The Consumer Financial Protection Bureau (CFPB), under the leadership of Acting Director Mick Mulvaney, recently announced plans to end supervisory examinations for violations of the Military Lending Act, a statute designed to protect military servicemembers and their families from predatory lending. Congress passed the Military Lending Act (MLA) in 2006, in response to evidence that predatory loans targeted at servicemembers were undermining not only the morale and financial stability of our troops, but also the nation’s military readiness in general. The MLA caps the interest on all loans made to servicemembers and their families at 36 percent per year and prohibits the extension of payday loans, vehicle title loans, and other types of harmful credit products to military personnel. Since 2012, the CFPB has conducted supervisory examinations of large banks, payday lenders, and other financial companies to ensure compliance with the MLA.

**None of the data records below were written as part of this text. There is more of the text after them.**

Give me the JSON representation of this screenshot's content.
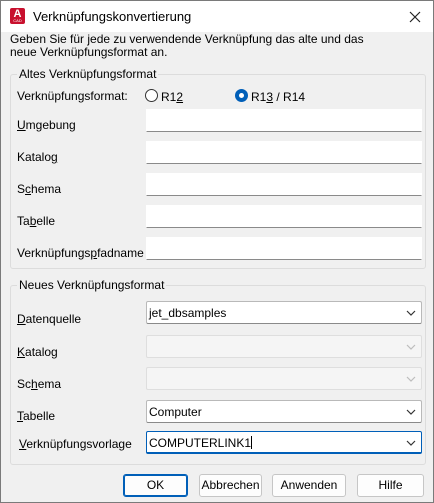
{
  "window": {
    "title": "Verknüpfungskonvertierung",
    "icon_text": "A",
    "icon_subtext": "CAD",
    "close_icon": "close-icon"
  },
  "intro": "Geben Sie für jede zu verwendende Verknüpfung das alte und das neue Verknüpfungsformat an.",
  "old_format": {
    "group_title": "Altes Verknüpfungsformat",
    "format_label": "Verknüpfungsformat:",
    "radio_r12": {
      "pre": "R1",
      "accel": "2",
      "post": "",
      "selected": false
    },
    "radio_r13": {
      "pre": "R1",
      "accel": "3",
      "post": " / R14",
      "selected": true
    },
    "fields": [
      {
        "accel": "U",
        "rest": "mgebung",
        "value": ""
      },
      {
        "pre": "Katalo",
        "accel": "g",
        "rest": "",
        "value": ""
      },
      {
        "pre": "S",
        "accel": "c",
        "rest": "hema",
        "value": ""
      },
      {
        "pre": "Ta",
        "accel": "b",
        "rest": "elle",
        "value": ""
      },
      {
        "pre": "Verknüpfungs",
        "accel": "p",
        "rest": "fadname",
        "value": ""
      }
    ]
  },
  "new_format": {
    "group_title": "Neues Verknüpfungsformat",
    "datasource": {
      "accel": "D",
      "rest": "atenquelle",
      "value": "jet_dbsamples"
    },
    "catalog": {
      "accel": "K",
      "rest": "atalog",
      "value": ""
    },
    "schema": {
      "pre": "Sc",
      "accel": "h",
      "rest": "ema",
      "value": ""
    },
    "table": {
      "accel": "T",
      "rest": "abelle",
      "value": "Computer"
    },
    "template": {
      "pre": "",
      "accel": "V",
      "rest": "erknüpfungsvorlage",
      "value": "COMPUTERLINK1"
    }
  },
  "buttons": {
    "ok": "OK",
    "cancel": "Abbrechen",
    "apply": "Anwenden",
    "help": "Hilfe"
  },
  "colors": {
    "accent": "#005fb8",
    "app_icon": "#c8102e"
  }
}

This report is the first publicly available legal analysis of the CFPB’s authority to include MLA compliance within its supervisory exams. This analysis concludes that the CFPB has ample legal authority under both its enabling statute, the Consumer Financial Protection Act (CFPA), as well as the MLA itself to include the MLA within supervisory exams.